For the first time in its nearly century-and-a-half history, Wimbledon was cancelled for a reason other than war as it became the latest major sporting event in 2020 to fall victim of the coronavirus pandemic.
Cast your mind back to 2011.
Entering the main draw at Wimbledon for just the second time, fresh-faced Bernard Tomic went on a dazzling run all the way to the quarter-finals. Almost nine years later, it is still his best result at a Slam and the high point of his career.
One could make the case that Tomic has had a successful career to date. He has a reached a career-high singles ranking of 17. He has made a touch over US$6,000,000 in prize money and more in endorsement deals.
He has four ATP Tour 250 titles to his name, and he has achieved more than most aspiring tennis players could even dream of.
But from my armchair, it is very difficult not to ponder what could have been. Tomic has never managed a grand slam semi-final or even an ATP Tour 500 win. For all of his potential, a great deal of it remains untapped and it is hard to see Tomic again scaling the heights he reached early on in his career if he doesn’t make a significant change to his attitude.

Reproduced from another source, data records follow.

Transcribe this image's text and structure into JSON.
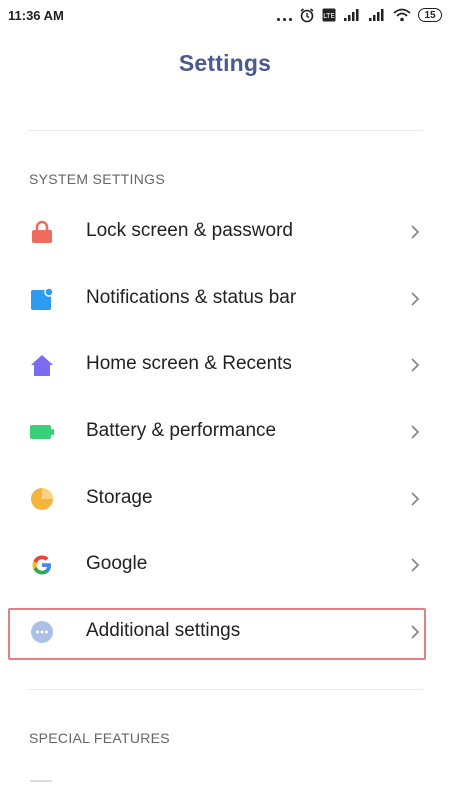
{
  "status_bar": {
    "time": "11:36 AM",
    "battery_level": "15",
    "icons": [
      "more-dots-icon",
      "alarm-icon",
      "volte-icon",
      "signal-icon",
      "signal-icon",
      "wifi-icon",
      "battery-icon"
    ]
  },
  "header": {
    "title": "Settings"
  },
  "sections": [
    {
      "title": "SYSTEM SETTINGS",
      "items": [
        {
          "label": "Lock screen & password",
          "icon": "lock-icon",
          "color": "#ef6b5f"
        },
        {
          "label": "Notifications & status bar",
          "icon": "notification-icon",
          "color": "#2b9cf0"
        },
        {
          "label": "Home screen & Recents",
          "icon": "home-icon",
          "color": "#7a6cf0"
        },
        {
          "label": "Battery & performance",
          "icon": "battery-icon",
          "color": "#3ad07a"
        },
        {
          "label": "Storage",
          "icon": "storage-pie-icon",
          "color": "#f5b53c"
        },
        {
          "label": "Google",
          "icon": "google-icon",
          "color": "#4285f4"
        },
        {
          "label": "Additional settings",
          "icon": "more-icon",
          "color": "#aebfe6",
          "highlighted": true
        }
      ]
    },
    {
      "title": "SPECIAL FEATURES",
      "items": []
    }
  ]
}
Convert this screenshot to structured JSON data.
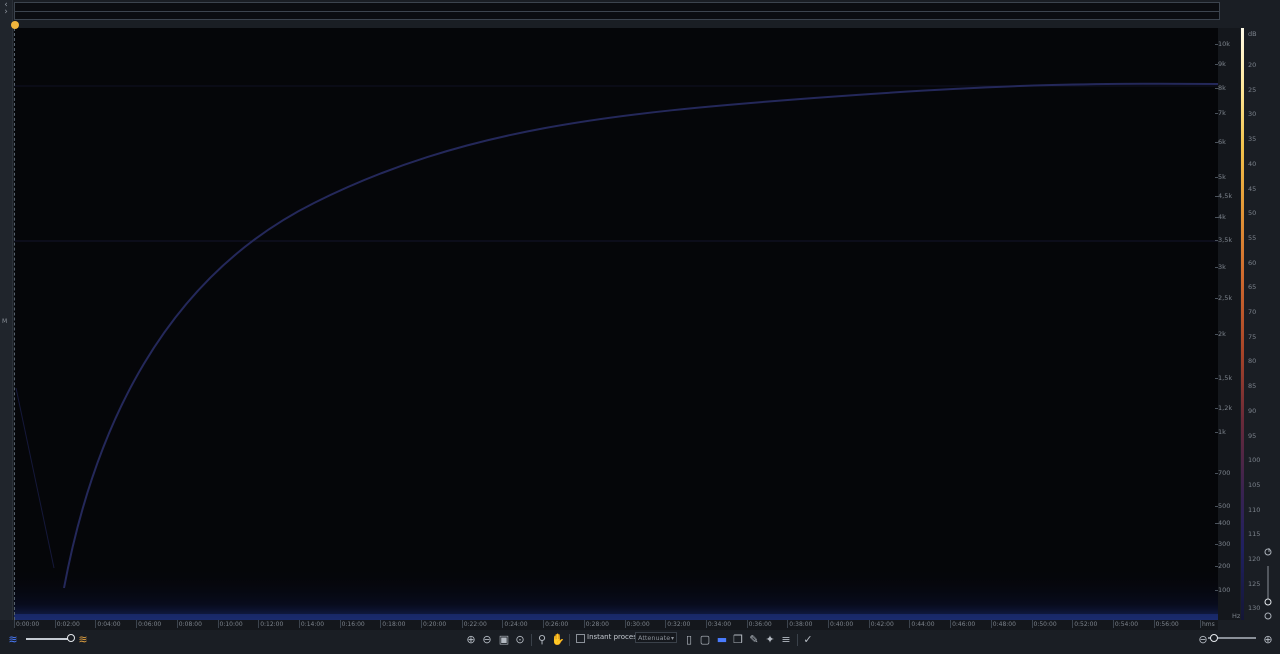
{
  "channel_label": "M",
  "icons": {
    "collapse": "collapse-icon",
    "waveform_view": "waveform-icon",
    "spectrogram_view": "spectrogram-icon",
    "zoom_in": "zoom-in-icon",
    "zoom_out": "zoom-out-icon",
    "zoom_selection": "zoom-selection-icon",
    "zoom_fit": "zoom-fit-icon",
    "magnify": "magnify-icon",
    "hand": "hand-icon",
    "time_select": "time-select-icon",
    "freq_select": "frequency-select-icon",
    "rect_select": "rectangle-select-icon",
    "lasso": "lasso-icon",
    "brush": "brush-icon",
    "magic_wand": "magic-wand-icon",
    "harmonic": "harmonic-select-icon",
    "checkmark": "checkmark-icon"
  },
  "colors": {
    "playhead": "#f0b43c",
    "sweep": "#24285a",
    "accent": "#4a7cff"
  },
  "freq_axis": {
    "unit": "Hz",
    "ticks": [
      "10k",
      "9k",
      "8k",
      "7k",
      "6k",
      "5k",
      "4,5k",
      "4k",
      "3,5k",
      "3k",
      "2,5k",
      "2k",
      "1,5k",
      "1,2k",
      "1k",
      "700",
      "500",
      "400",
      "300",
      "200",
      "100"
    ]
  },
  "db_axis": {
    "unit": "dB",
    "ticks": [
      "20",
      "25",
      "30",
      "35",
      "40",
      "45",
      "50",
      "55",
      "60",
      "65",
      "70",
      "75",
      "80",
      "85",
      "90",
      "95",
      "100",
      "105",
      "110",
      "115",
      "120",
      "125",
      "130"
    ]
  },
  "time_axis": {
    "unit": "hms",
    "ticks": [
      "0:00:00",
      "0:02:00",
      "0:04:00",
      "0:06:00",
      "0:08:00",
      "0:10:00",
      "0:12:00",
      "0:14:00",
      "0:16:00",
      "0:18:00",
      "0:20:00",
      "0:22:00",
      "0:24:00",
      "0:26:00",
      "0:28:00",
      "0:30:00",
      "0:32:00",
      "0:34:00",
      "0:36:00",
      "0:38:00",
      "0:40:00",
      "0:42:00",
      "0:44:00",
      "0:46:00",
      "0:48:00",
      "0:50:00",
      "0:52:00",
      "0:54:00",
      "0:56:00"
    ]
  },
  "toolbar": {
    "instant_process_label": "Instant process",
    "instant_process_checked": false,
    "mode_value": "Attenuate"
  }
}
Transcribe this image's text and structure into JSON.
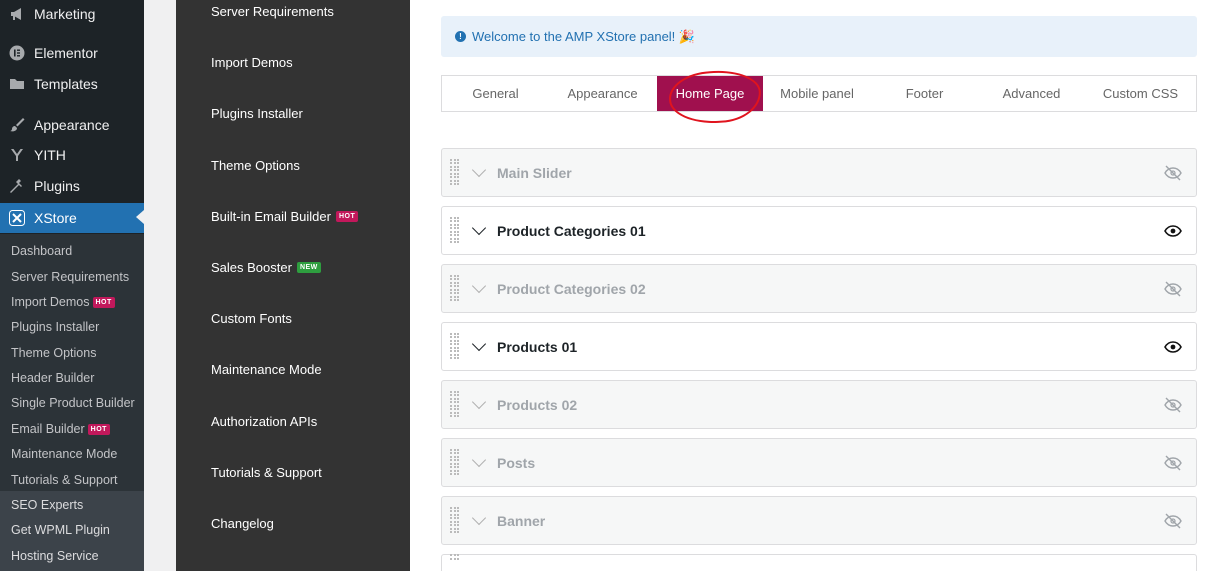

I’m writing this piece after his latest loss, this one coming in the first round at the ATP 250 tournament in Delray Beach, Florida. To his credit, Tomic managed to take a set off Germany’s Cedrik-Marcel Stebe to three sets. However, he was only granted a spot in the main draw at Delray Beach as a lucky loser following his failure to qualify.
There are good players at the tournament, such as Milos Raonic and John Millman, and it’s not an easy thing to mix it with players of this ilk. But Tomic is certainly good enough to qualify for these tournaments and challenge for the titles.
Issues with his attitude and desire to win have plagued Bernard for years. He has regularly been aloof in press conferences, and of course, there was his infamous quote, “I just count money, that’s all I do.”
Parallels could be drawn with Australia’s other highly talented and often misbehaving young prospect Nick Kyrgios.
While Tomic has shown little change in his attitude in recent times, Kyrgios seems to be making equal progress on and off the tennis court. Over the Australian summer of tennis, it was great to see an upbeat and focused young man reach new heights on the court.
His contribution to Tennis Australia’s bushfire relief fundraising were commendable.
Does Tomic have to be front and centre of a fundraising campaign for his on-court stock to rise to where we know it can be? No. But showing some humility and behaving better in general is not going to hurt.
To make it back into the tennis elite, he will need to find his hunger. He will need to regain the desire to win because at the end of the day that should be his single greatest focus.
Please, Bernard. There is so much to be positive about in Australian tennis right now. Australian tennis fans want to be positive about you, too. You just need to let them.